dnatwork
5 / 5 (1) Aug 09, 2012
I wonder if you could tune the thermal insulation/conduction of this kind of aerogel by controlling the orientation of the nanotubes. All pointing perpendicular to surface => conduction. All pointing parallel to surface => insulation. Then rotate the aerogel to pick which one you want.
wiyosaya
2.5 / 5 (2) Aug 09, 2012
CNT aerogels, particularly single-walled carbon nanotube (SWCNT) aerogels, have a high surface area, are electrically conducting, have large pores, and have fairly good thermal dissipation properties..."
I don't think they would be good insulators, since CNTs are one of the best thermal conductors there are. On the other hand aerogels are among the best insulators. Together these make something between good and bad, I think.

Yes, aerogels are normally great insulators because they are mostly air; however, what you quoted said that this type of aerogel is a good thermal conductor, so, it sounds like this type of aerogel is not a good insulator because it is thermally conductive. Apparently, the thermal properties of the aerogel depend on its composition.
despinos
5 / 5 (1) Aug 10, 2012
Being an aerogel, it's probably over 95% air. It must be then a good thermal isolator as bulk, regardles of the composition or thermal conductivity of the solid 5%. At a "microscopic" escale things may be diferent, as thermal conductivity will not be uniform, for this material is not uniform microscopically.
despinos
not rated yet Aug 10, 2012
Being an aerogel, it's probably over 95% gas. It must be then a good thermal isolator as bulk, regardles of the composition or thermal conductivity of the solid 5%. At a "microscopic" escale things may be diferent, as thermal conductivity will not be uniform, for this material is not uniform microscopically.
gmurphy
not rated yet Aug 11, 2012
The article suggests that the graphene is responsible for restoring the structure after compression but graphene is also noted for its capacity to store hydrogen gas without leaking. As the areogel is mostly air, could it not be possible that the compressed air is potentially responsible for restoring the structure to its original form?

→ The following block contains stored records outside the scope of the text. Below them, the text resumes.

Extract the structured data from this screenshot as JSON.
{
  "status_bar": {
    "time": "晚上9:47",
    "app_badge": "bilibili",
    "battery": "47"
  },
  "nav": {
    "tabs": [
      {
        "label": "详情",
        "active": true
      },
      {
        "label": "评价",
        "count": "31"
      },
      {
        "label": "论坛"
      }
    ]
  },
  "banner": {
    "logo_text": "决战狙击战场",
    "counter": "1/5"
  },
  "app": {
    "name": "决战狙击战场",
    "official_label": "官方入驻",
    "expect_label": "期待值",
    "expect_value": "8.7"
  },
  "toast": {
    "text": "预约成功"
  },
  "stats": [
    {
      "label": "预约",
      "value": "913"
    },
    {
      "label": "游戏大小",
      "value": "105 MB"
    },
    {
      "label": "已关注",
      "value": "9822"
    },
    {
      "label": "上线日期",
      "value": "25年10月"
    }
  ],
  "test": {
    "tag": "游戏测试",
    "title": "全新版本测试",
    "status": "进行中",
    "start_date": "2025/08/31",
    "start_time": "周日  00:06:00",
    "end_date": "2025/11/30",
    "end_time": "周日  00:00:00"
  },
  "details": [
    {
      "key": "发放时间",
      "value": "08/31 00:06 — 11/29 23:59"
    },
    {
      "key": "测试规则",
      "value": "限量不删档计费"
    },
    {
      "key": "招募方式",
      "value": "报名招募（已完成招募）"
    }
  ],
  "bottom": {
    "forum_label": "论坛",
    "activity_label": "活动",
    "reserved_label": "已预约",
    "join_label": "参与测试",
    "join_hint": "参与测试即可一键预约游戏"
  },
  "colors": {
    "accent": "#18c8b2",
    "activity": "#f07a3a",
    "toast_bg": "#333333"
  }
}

kyuhunkim
not rated yet Aug 11, 2012
The thermal conductivity is a little bit larger than air but still pretty insulating compared to most other highly thermally conducting materials. The amount of nanotubes in the aerogels (<1vol%) and the thermal contact resistance at the nodes are responsible for low thermal conductivity.
TheGhostofOtto1923
4 / 5 (16) Aug 11, 2012
Thermal transmission depends on 3 things: conduction, convection, and radiation. Copper is a good thermal conductor but if there is very little of it connecting you with a heat source then it will conduct little heat.

There is very little material here to conduct heat. It could even reflect or absorb thermal radiation and disperse it, thereby reducing transmission.